But they are only a part.
We need to have a solid base of global capital and global corporations.
Rick Buckingham, president and CEO of Canadian 2 for 1 Pizza Inc., has been writing columns in the TJ about economic development. This week, he writes a rousing column entitled:
Preemptive transitional change – a case for a sustainable New Brunswick economy
Now, before you click on that link and savour the prose as much as the pizza, consider this. He makes no mention at all about attracting major corporations to the province. None.
Why would he? He’s an entrepreneur. He wants policies and efforts to support entrepreneurs.
He cites the case of Waterloo as a model for New Brunswick to follow. He lists off a dozen thinks we can copy from Waterloo: Be entrepreneurial, Innovate, Keep our smart people in New Brunswick, Build a ‘can do’ mentality, Create an environment that allows venture capital to flow into entrepreneurial ventures, and on and on. Nary a mention of attracting global corporations.
Tee. Hee. Hee.
While there are some very impressive entrepreneurial start ups in Waterloo (unprecidented in Canada really), here’s a list of a few of the companies there that moved into Waterloo:
Babcock and Wilcox
Again, don’t get me wrong. Waterloo is one of the best examples of homegrown high tech industry but even there, foreign investment is all over the place – in the form of large corporations and in the form of investment into many of these firms.
I might choke on this but we might be better off listening to a few enlightened journalists rather than the business boys/gals.
Who can we trust to look at the world through a non-vested lense? Universities? Local entrepreneurs? Unions? How about our friend Crowley-Hayek? They all see the world through their own vector and that’s what you get.
But the universities want more money but can’t prove they are helping to gird up new industries and stop population decline.
Local entrepreneurs have their own perspective in mind.
Unions? Don’t talk to me about unions. They are the most democratic organization in the world. The majority of CUPE members are in Ottawa so CUPE fought tooth and nail against any efforts to move federal government jobs to Atlantic Canada.
The majority of CAW members are in southern Ontario. So don’t expect any union support -whatsoever – for using the auto sector for regional development. They forget that the unions were very supportive of similar strategies in Ireland.

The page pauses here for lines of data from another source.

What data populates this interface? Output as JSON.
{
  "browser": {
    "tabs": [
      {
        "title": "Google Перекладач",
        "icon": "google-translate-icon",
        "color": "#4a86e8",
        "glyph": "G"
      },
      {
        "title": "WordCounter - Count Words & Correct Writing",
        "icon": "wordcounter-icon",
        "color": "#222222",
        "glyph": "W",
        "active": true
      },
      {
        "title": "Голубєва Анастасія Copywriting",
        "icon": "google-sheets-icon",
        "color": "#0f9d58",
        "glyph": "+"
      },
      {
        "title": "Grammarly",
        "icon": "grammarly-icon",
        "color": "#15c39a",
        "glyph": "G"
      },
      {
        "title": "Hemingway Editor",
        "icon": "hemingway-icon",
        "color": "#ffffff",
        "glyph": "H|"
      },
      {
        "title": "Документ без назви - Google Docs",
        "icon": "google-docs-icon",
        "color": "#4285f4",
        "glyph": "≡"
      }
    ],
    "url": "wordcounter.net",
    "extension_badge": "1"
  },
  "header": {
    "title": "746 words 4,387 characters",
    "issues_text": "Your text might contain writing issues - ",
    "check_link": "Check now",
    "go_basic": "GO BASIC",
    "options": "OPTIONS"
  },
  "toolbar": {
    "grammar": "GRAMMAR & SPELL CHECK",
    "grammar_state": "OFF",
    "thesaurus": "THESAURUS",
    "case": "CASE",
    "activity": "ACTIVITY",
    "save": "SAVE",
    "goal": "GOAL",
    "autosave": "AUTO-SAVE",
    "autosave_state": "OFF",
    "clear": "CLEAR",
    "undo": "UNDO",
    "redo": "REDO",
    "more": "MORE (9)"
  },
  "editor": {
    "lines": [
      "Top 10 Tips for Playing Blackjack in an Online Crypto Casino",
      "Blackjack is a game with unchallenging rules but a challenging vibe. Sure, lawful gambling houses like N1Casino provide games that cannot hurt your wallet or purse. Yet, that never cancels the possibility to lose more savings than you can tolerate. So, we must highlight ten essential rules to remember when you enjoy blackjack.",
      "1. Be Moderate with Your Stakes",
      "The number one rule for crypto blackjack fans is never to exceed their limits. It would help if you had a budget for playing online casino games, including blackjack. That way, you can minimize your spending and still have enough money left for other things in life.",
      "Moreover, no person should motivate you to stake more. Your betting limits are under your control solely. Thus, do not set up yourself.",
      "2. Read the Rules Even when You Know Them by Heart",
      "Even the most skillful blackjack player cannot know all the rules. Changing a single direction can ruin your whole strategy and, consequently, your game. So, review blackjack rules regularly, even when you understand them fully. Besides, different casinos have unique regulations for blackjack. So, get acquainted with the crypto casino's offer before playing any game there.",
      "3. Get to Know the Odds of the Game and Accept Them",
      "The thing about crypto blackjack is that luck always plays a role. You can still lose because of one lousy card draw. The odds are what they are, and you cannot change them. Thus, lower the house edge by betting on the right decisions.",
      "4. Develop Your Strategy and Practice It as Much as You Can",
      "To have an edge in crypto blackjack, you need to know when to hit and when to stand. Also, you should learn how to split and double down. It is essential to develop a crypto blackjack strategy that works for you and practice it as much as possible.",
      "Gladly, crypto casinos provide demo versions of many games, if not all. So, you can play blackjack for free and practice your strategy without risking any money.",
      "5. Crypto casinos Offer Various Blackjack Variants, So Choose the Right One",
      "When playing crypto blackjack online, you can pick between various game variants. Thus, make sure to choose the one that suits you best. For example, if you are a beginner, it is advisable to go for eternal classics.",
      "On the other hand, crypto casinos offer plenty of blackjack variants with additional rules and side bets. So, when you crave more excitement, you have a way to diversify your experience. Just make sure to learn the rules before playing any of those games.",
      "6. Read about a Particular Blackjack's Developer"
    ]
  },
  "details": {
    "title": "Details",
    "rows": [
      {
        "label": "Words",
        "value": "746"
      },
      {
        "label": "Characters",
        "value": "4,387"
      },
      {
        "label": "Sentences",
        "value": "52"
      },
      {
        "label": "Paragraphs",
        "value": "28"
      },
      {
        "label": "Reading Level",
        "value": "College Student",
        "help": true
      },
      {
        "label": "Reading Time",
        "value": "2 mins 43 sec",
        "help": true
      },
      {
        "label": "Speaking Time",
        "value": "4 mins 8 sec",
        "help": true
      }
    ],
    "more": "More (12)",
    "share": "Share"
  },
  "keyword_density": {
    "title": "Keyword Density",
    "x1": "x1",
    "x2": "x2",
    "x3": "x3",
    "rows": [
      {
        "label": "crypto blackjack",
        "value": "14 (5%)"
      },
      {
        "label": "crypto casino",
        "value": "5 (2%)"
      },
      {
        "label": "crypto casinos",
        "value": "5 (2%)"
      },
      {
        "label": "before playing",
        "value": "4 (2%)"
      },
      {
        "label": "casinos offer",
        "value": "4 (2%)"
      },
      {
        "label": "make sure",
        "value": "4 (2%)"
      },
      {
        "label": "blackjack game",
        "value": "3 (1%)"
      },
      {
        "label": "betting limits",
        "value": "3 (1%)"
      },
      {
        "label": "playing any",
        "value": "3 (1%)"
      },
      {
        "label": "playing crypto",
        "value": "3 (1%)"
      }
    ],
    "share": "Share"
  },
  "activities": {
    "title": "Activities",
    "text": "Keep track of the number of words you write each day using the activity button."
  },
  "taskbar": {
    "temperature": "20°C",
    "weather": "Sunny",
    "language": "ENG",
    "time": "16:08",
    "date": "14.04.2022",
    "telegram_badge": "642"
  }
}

And Crowley? Remember Alec Bruce’s pinata. ‘Nuff said.
Who can we trust to be unbiased?